The former Minister of Power, Prof Barth Nnaji, on Thursday, called on the Federal Government to establish an agency that will see to the deployment of Information and Communications Technology in Nigerian hospitals revealing that the government is yet to appreciate the use of technology in health care delivery.
Nnaji made the call while delivering a Keynote address at the first matriculation ceremony of Central Washington College, Enugu, held on Saturday, according to a statement by the President of the College, Prof Augustine Akube, and issued on Thursday.
He was quoted to have said that the Nigerian government had not seen tech as a vehicle that can drive health and provide good healthcare facilities for the citizenry.
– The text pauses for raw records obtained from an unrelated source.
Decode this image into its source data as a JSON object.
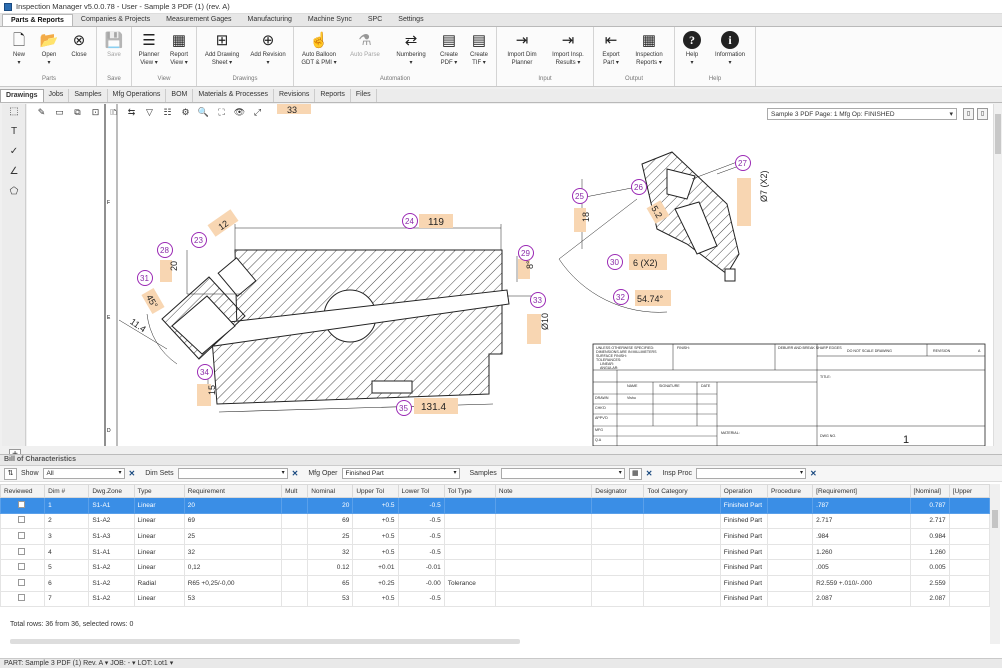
{
  "app_title": "Inspection Manager v5.0.0.78 - User - Sample 3 PDF (1) (rev. A)",
  "menu_tabs": [
    "Parts & Reports",
    "Companies & Projects",
    "Measurement Gages",
    "Manufacturing",
    "Machine Sync",
    "SPC",
    "Settings"
  ],
  "ribbon": {
    "groups": [
      {
        "label": "Parts",
        "buttons": [
          {
            "label": "New\n▾",
            "icon": "new-icon"
          },
          {
            "label": "Open\n▾",
            "icon": "open-folder-icon"
          },
          {
            "label": "Close",
            "icon": "close-doc-icon"
          }
        ]
      },
      {
        "label": "Save",
        "buttons": [
          {
            "label": "Save",
            "icon": "save-icon"
          }
        ]
      },
      {
        "label": "View",
        "buttons": [
          {
            "label": "Planner\nView ▾",
            "icon": "planner-view-icon"
          },
          {
            "label": "Report\nView ▾",
            "icon": "report-view-icon"
          }
        ]
      },
      {
        "label": "Drawings",
        "buttons": [
          {
            "label": "Add Drawing\nSheet ▾",
            "icon": "add-sheet-icon"
          },
          {
            "label": "Add Revision\n▾",
            "icon": "add-revision-icon"
          }
        ]
      },
      {
        "label": "Automation",
        "buttons": [
          {
            "label": "Auto Balloon\nGDT & PMI ▾",
            "icon": "auto-balloon-icon"
          },
          {
            "label": "Auto Parse",
            "icon": "auto-parse-icon"
          },
          {
            "label": "Numbering\n▾",
            "icon": "numbering-icon"
          },
          {
            "label": "Create\nPDF ▾",
            "icon": "pdf-icon"
          },
          {
            "label": "Create\nTIF ▾",
            "icon": "tif-icon"
          }
        ]
      },
      {
        "label": "Input",
        "buttons": [
          {
            "label": "Import Dim\nPlanner",
            "icon": "import-planner-icon"
          },
          {
            "label": "Import Insp.\nResults ▾",
            "icon": "import-results-icon"
          }
        ]
      },
      {
        "label": "Output",
        "buttons": [
          {
            "label": "Export\nPart ▾",
            "icon": "export-icon"
          },
          {
            "label": "Inspection\nReports ▾",
            "icon": "inspection-reports-icon"
          }
        ]
      },
      {
        "label": "Help",
        "buttons": [
          {
            "label": "Help\n▾",
            "icon": "help-icon"
          },
          {
            "label": "Information\n▾",
            "icon": "info-icon"
          }
        ]
      }
    ]
  },
  "doc_tabs": [
    "Drawings",
    "Jobs",
    "Samples",
    "Mfg Operations",
    "BOM",
    "Materials & Processes",
    "Revisions",
    "Reports",
    "Files"
  ],
  "page_selector": "Sample 3 PDF Page: 1 Mfg Op: FINISHED",
  "drawing": {
    "balloons": [
      {
        "n": "23",
        "label": "12"
      },
      {
        "n": "24",
        "label": "119"
      },
      {
        "n": "25",
        "label": "18"
      },
      {
        "n": "26",
        "label": "5.2"
      },
      {
        "n": "27",
        "label": "Ø7 (X2)"
      },
      {
        "n": "28",
        "label": "20"
      },
      {
        "n": "29",
        "label": "8°"
      },
      {
        "n": "30",
        "label": "6 (X2)"
      },
      {
        "n": "31",
        "label": "45°"
      },
      {
        "n": "32",
        "label": "54.74°"
      },
      {
        "n": "33",
        "label": "Ø10"
      },
      {
        "n": "34",
        "label": "15"
      },
      {
        "n": "35",
        "label": "131.4"
      }
    ],
    "top_cut_label": "33",
    "margin_letters": [
      "F",
      "E",
      "D"
    ],
    "titleblock": {
      "notes": [
        "UNLESS OTHERWISE SPECIFIED:",
        "DIMENSIONS ARE IN MILLIMETERS",
        "SURFACE FINISH:",
        "TOLERANCES:",
        "LINEAR:",
        "ANGULAR:"
      ],
      "finish": "FINISH:",
      "deburr": "DEBURR AND BREAK SHARP EDGES",
      "do_not_scale": "DO NOT SCALE DRAWING",
      "revision": "REVISION",
      "rev_value": "A",
      "title": "TITLE:",
      "name": "NAME",
      "signature": "SIGNATURE",
      "date": "DATE",
      "rows": [
        "DRAWN",
        "CHK'D",
        "APPV'D",
        "MFG",
        "Q.A"
      ],
      "drawn_by": "Vishu",
      "material": "MATERIAL:",
      "dwg_no": "DWG NO.",
      "sheet": "1"
    }
  },
  "bom": {
    "title": "Bill of Characteristics",
    "filters": {
      "show_label": "Show",
      "show_value": "All",
      "dimsets_label": "Dim Sets",
      "dimsets_value": "",
      "mfgoper_label": "Mfg Oper",
      "mfgoper_value": "Finished Part",
      "samples_label": "Samples",
      "samples_value": "",
      "inspproc_label": "Insp Proc",
      "inspproc_value": ""
    },
    "columns": [
      "Reviewed",
      "Dim #",
      "Dwg.Zone",
      "Type",
      "Requirement",
      "Mult",
      "Nominal",
      "Upper Tol",
      "Lower Tol",
      "Tol Type",
      "Note",
      "Designator",
      "Tool Category",
      "Operation",
      "Procedure",
      "[Requirement]",
      "[Nominal]",
      "[Upper"
    ],
    "rows": [
      {
        "dim": "1",
        "zone": "S1-A1",
        "type": "Linear",
        "req": "20",
        "mult": "",
        "nom": "20",
        "upt": "+0.5",
        "lot": "-0.5",
        "toltype": "",
        "op": "Finished Part",
        "breq": ".787",
        "bnom": "0.787"
      },
      {
        "dim": "2",
        "zone": "S1-A2",
        "type": "Linear",
        "req": "69",
        "mult": "",
        "nom": "69",
        "upt": "+0.5",
        "lot": "-0.5",
        "toltype": "",
        "op": "Finished Part",
        "breq": "2.717",
        "bnom": "2.717"
      },
      {
        "dim": "3",
        "zone": "S1-A3",
        "type": "Linear",
        "req": "25",
        "mult": "",
        "nom": "25",
        "upt": "+0.5",
        "lot": "-0.5",
        "toltype": "",
        "op": "Finished Part",
        "breq": ".984",
        "bnom": "0.984"
      },
      {
        "dim": "4",
        "zone": "S1-A1",
        "type": "Linear",
        "req": "32",
        "mult": "",
        "nom": "32",
        "upt": "+0.5",
        "lot": "-0.5",
        "toltype": "",
        "op": "Finished Part",
        "breq": "1.260",
        "bnom": "1.260"
      },
      {
        "dim": "5",
        "zone": "S1-A2",
        "type": "Linear",
        "req": "0,12",
        "mult": "",
        "nom": "0.12",
        "upt": "+0.01",
        "lot": "-0.01",
        "toltype": "",
        "op": "Finished Part",
        "breq": ".005",
        "bnom": "0.005"
      },
      {
        "dim": "6",
        "zone": "S1-A2",
        "type": "Radial",
        "req": "R65  +0,25/-0,00",
        "mult": "",
        "nom": "65",
        "upt": "+0.25",
        "lot": "-0.00",
        "toltype": "Tolerance",
        "op": "Finished Part",
        "breq": "R2.559  +.010/-.000",
        "bnom": "2.559"
      },
      {
        "dim": "7",
        "zone": "S1-A2",
        "type": "Linear",
        "req": "53",
        "mult": "",
        "nom": "53",
        "upt": "+0.5",
        "lot": "-0.5",
        "toltype": "",
        "op": "Finished Part",
        "breq": "2.087",
        "bnom": "2.087"
      }
    ],
    "total_rows": "Total rows: 36 from 36, selected rows: 0"
  },
  "status_bar": "PART: Sample 3 PDF (1) Rev. A  ▾  JOB: -  ▾  LOT: Lot1  ▾"
}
“Presently, only a few teaching hospitals or medical centres have websites. The Nigerian government could perhaps support the use of ICT in health care delivery systems by establishing an agency that will see to the deployment of ICT in Nigerian hospitals. This should aim to ease delivery of health care by allowing staff and patient records to be kept in a database and accessed online.”
Speaking on the topic, “Nigeria at the Age of Digital Health: Possibilities and Dilemmas,” the chairman of Geometric Power, said that “Digital health-related education skills, knowledge, and competencies are needed at all levels of healthcare to fast-track equipping the current health workforce (health workforce and health ICT workforce) with the needed skills, knowledge, and competencies to successfully implement the Nigerian digital health strategy beyond 2022.”
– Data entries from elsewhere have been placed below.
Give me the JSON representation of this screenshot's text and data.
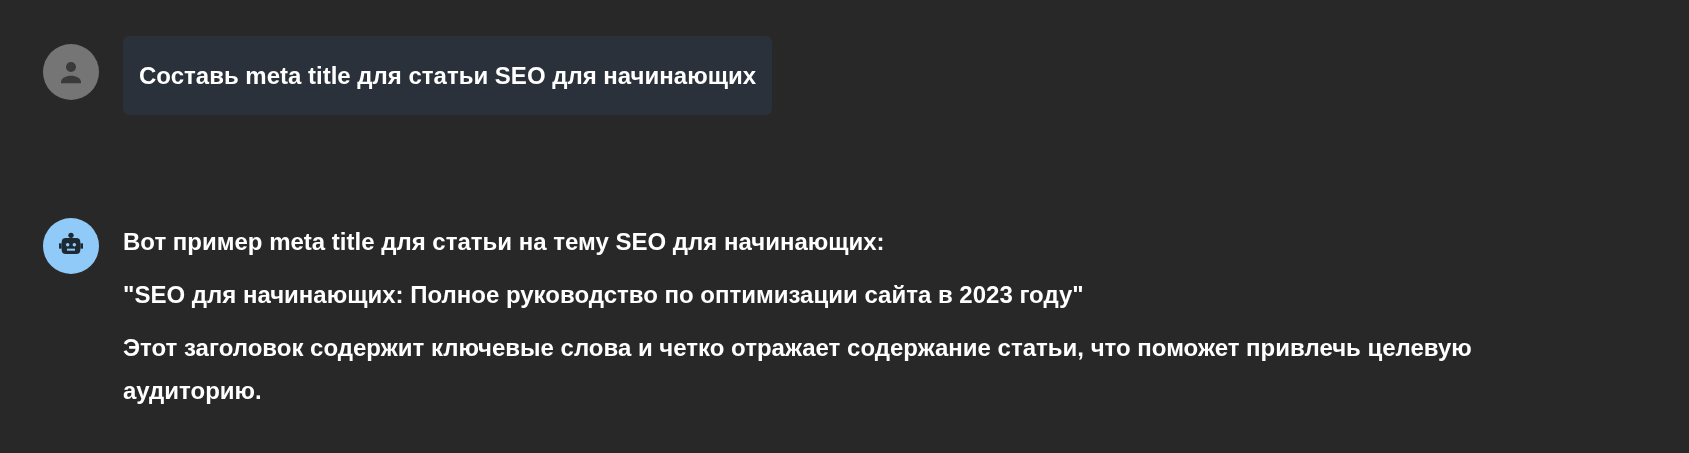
{
  "messages": [
    {
      "kind": "user",
      "paragraphs": [
        "Составь meta title для статьи SEO для начинающих"
      ]
    },
    {
      "kind": "assistant",
      "paragraphs": [
        "Вот пример meta title для статьи на тему SEO для начинающих:",
        "\"SEO для начинающих: Полное руководство по оптимизации сайта в 2023 году\"",
        "Этот заголовок содержит ключевые слова и четко отражает содержание статьи, что поможет привлечь целевую аудиторию."
      ]
    }
  ]
}
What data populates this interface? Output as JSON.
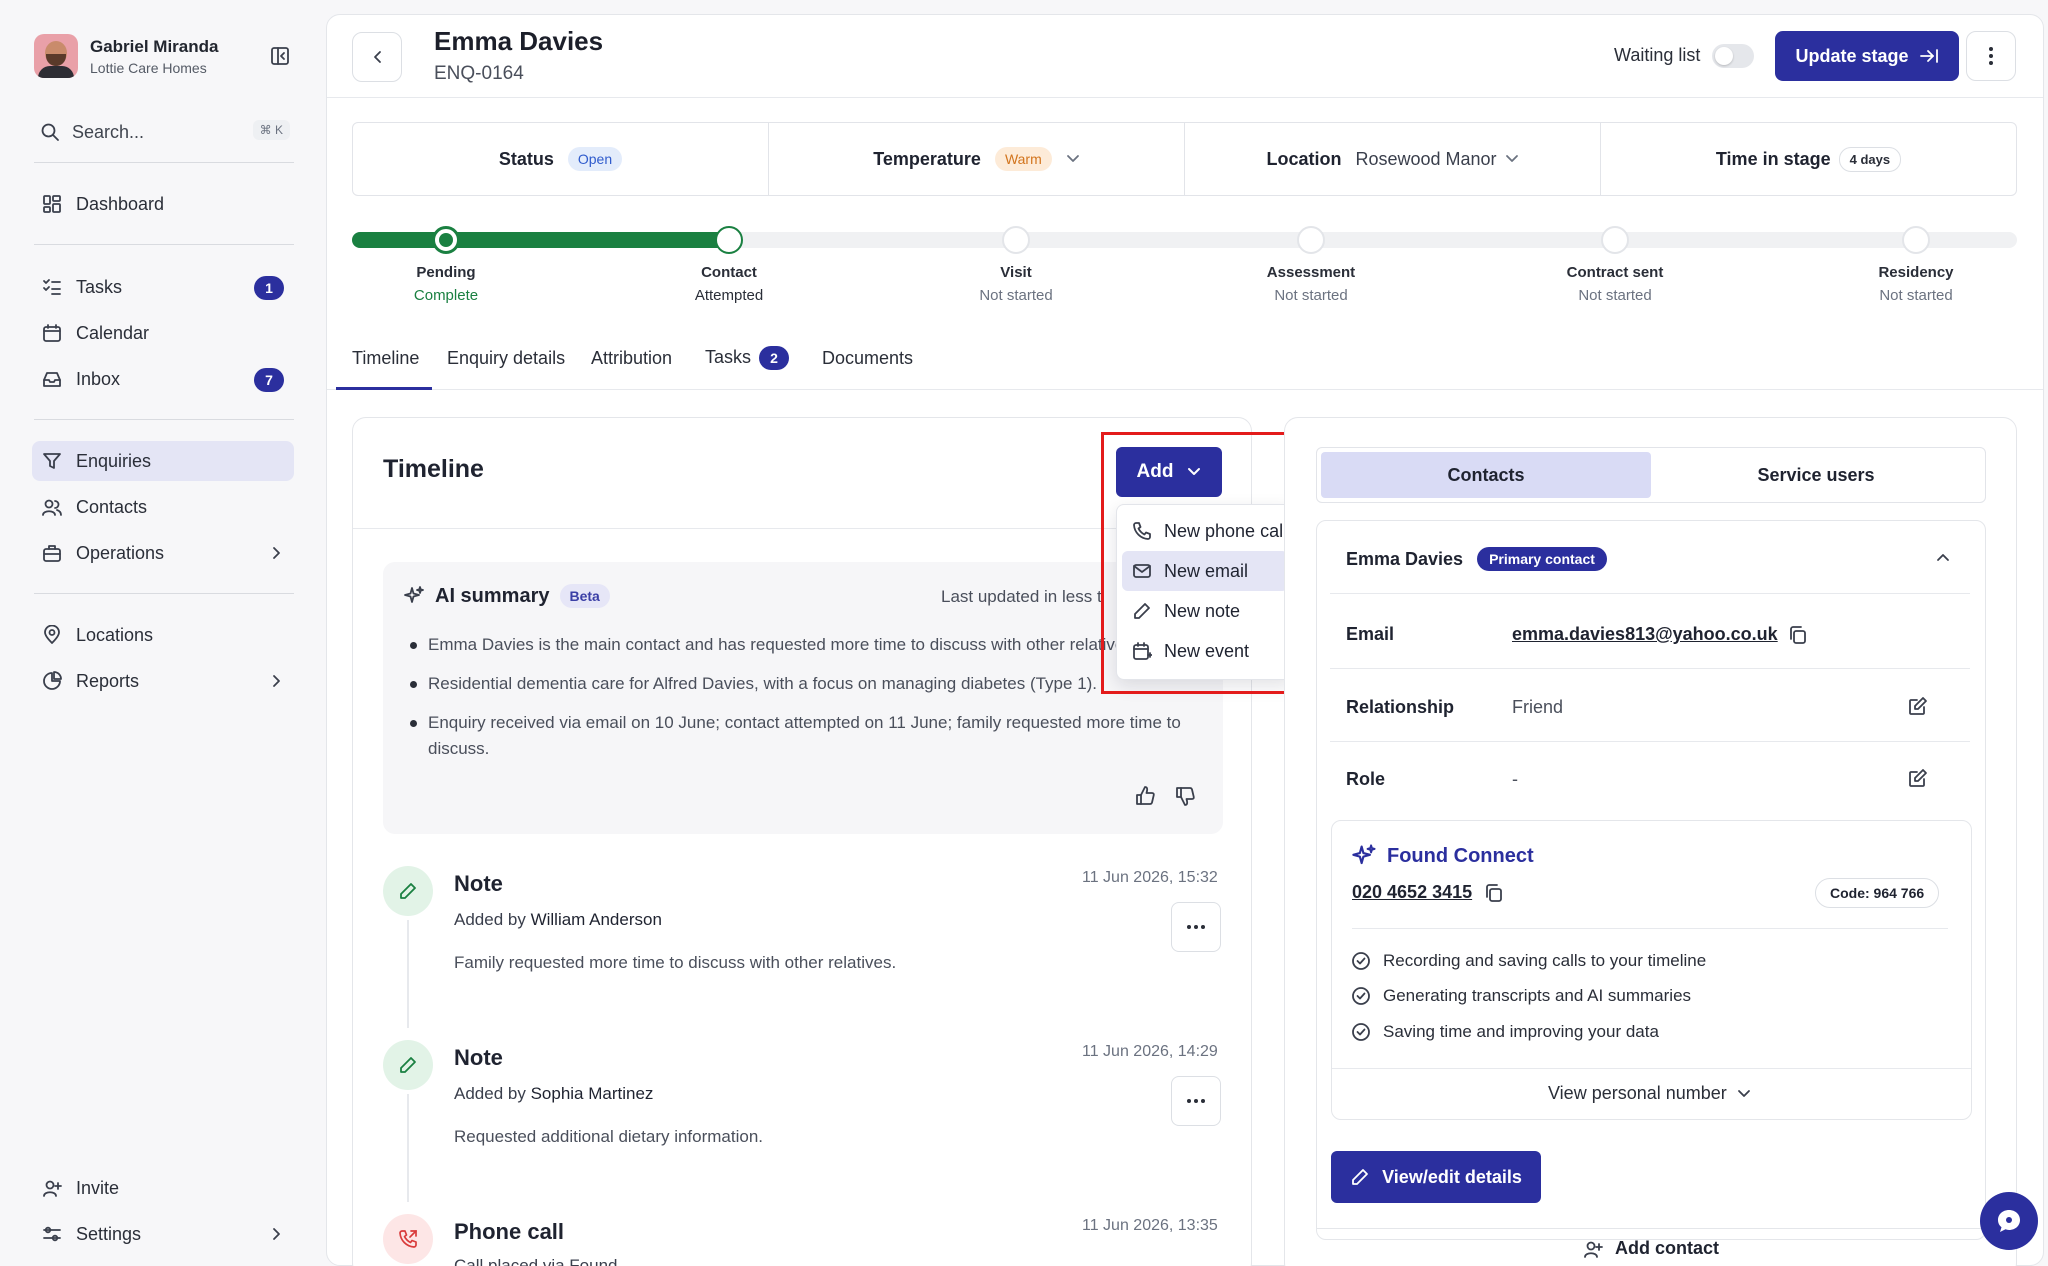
{
  "user": {
    "name": "Gabriel Miranda",
    "org": "Lottie Care Homes"
  },
  "search": {
    "placeholder": "Search...",
    "shortcut": "⌘ K"
  },
  "nav": {
    "dashboard": "Dashboard",
    "tasks": "Tasks",
    "tasks_count": "1",
    "calendar": "Calendar",
    "inbox": "Inbox",
    "inbox_count": "7",
    "enquiries": "Enquiries",
    "contacts": "Contacts",
    "operations": "Operations",
    "locations": "Locations",
    "reports": "Reports",
    "invite": "Invite",
    "settings": "Settings"
  },
  "header": {
    "title": "Emma Davies",
    "ref": "ENQ-0164",
    "waiting_list": "Waiting list",
    "update_stage": "Update stage"
  },
  "status": {
    "status_label": "Status",
    "status_value": "Open",
    "temp_label": "Temperature",
    "temp_value": "Warm",
    "location_label": "Location",
    "location_value": "Rosewood Manor",
    "time_label": "Time in stage",
    "time_value": "4 days"
  },
  "stages": [
    {
      "name": "Pending",
      "state": "Complete"
    },
    {
      "name": "Contact",
      "state": "Attempted"
    },
    {
      "name": "Visit",
      "state": "Not started"
    },
    {
      "name": "Assessment",
      "state": "Not started"
    },
    {
      "name": "Contract sent",
      "state": "Not started"
    },
    {
      "name": "Residency",
      "state": "Not started"
    }
  ],
  "tabs": {
    "timeline": "Timeline",
    "enquiry": "Enquiry details",
    "attribution": "Attribution",
    "tasks": "Tasks",
    "tasks_count": "2",
    "documents": "Documents"
  },
  "timeline": {
    "title": "Timeline",
    "add": "Add",
    "menu": {
      "call": "New phone call",
      "email": "New email",
      "note": "New note",
      "event": "New event"
    },
    "ai": {
      "title": "AI summary",
      "beta": "Beta",
      "updated": "Last updated in less than",
      "bullets": [
        "Emma Davies is the main contact and has requested more time to discuss with other relatives.",
        "Residential dementia care for Alfred Davies, with a focus on managing diabetes (Type 1).",
        "Enquiry received via email on 10 June; contact attempted on 11 June; family requested more time to discuss."
      ]
    },
    "entries": [
      {
        "title": "Note",
        "by_prefix": "Added by",
        "by": "William Anderson",
        "date": "11 Jun 2026, 15:32",
        "body": "Family requested more time to discuss with other relatives."
      },
      {
        "title": "Note",
        "by_prefix": "Added by",
        "by": "Sophia Martinez",
        "date": "11 Jun 2026, 14:29",
        "body": "Requested additional dietary information."
      },
      {
        "title": "Phone call",
        "date": "11 Jun 2026, 13:35",
        "body": "Call placed via Found"
      }
    ]
  },
  "contacts": {
    "tab_contacts": "Contacts",
    "tab_service": "Service users",
    "name": "Emma Davies",
    "primary": "Primary contact",
    "email_label": "Email",
    "email": "emma.davies813@yahoo.co.uk",
    "rel_label": "Relationship",
    "rel": "Friend",
    "role_label": "Role",
    "role": "-",
    "found": {
      "title": "Found Connect",
      "phone": "020 4652 3415",
      "code": "Code: 964 766",
      "features": [
        "Recording and saving calls to your timeline",
        "Generating transcripts and AI summaries",
        "Saving time and improving your data"
      ],
      "view_number": "View personal number"
    },
    "view_edit": "View/edit details",
    "add_contact": "Add contact"
  }
}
“The world in which we live today has been changed by the advancement of digital technology. It has the potential to transform radically the delivery of health care and to assist in defining strategies to address future health problems.
“In line with the Government’s goal of providing Universal Health Coverage to the citizenry, the use of digital health and ICT as a tool cannot be overemphasised in negating all the hurdles to guarantee success in this regard,” he said.
In his address, the President/Founder of the institution, Professor Augustine Akubue, said he established the College because of the unwholesomeness and glaring decay in Nigeria’s educational system, especially in the areas of nursing/ health sciences and technology.
“This is made worse by the incessant industrial crisis between the Government and academics/ professionals in tertiary institutions which portend great danger to the society,” he said.
Akubue, a medical doctor and a consultant Professor of Public Health and Epidemiology, with the World Health Organisation, stated that statistics had shown that in the face of the increasing number of Nigerians seeking tertiary education in the last decade, only about 42 per cent of them could gain such admissions.
“The Central Washington College was birthed as an umbrella College of Nursing/Health Sciences and Technology which is committed to adding value to our educational system through purposeful contributions that would build a coterie of health forces with specialised skills in line with global practices.
Consequently, our drive to provide these specialised services as a notable private higher institution of learning is considered timely and welcome because it is one of the sure antidotes to the daily increasing rate of capital flight and brain drain, especially in Nigeria’s health sector.”
200 students matriculated during the matriculation ceremony held at the college auditorium.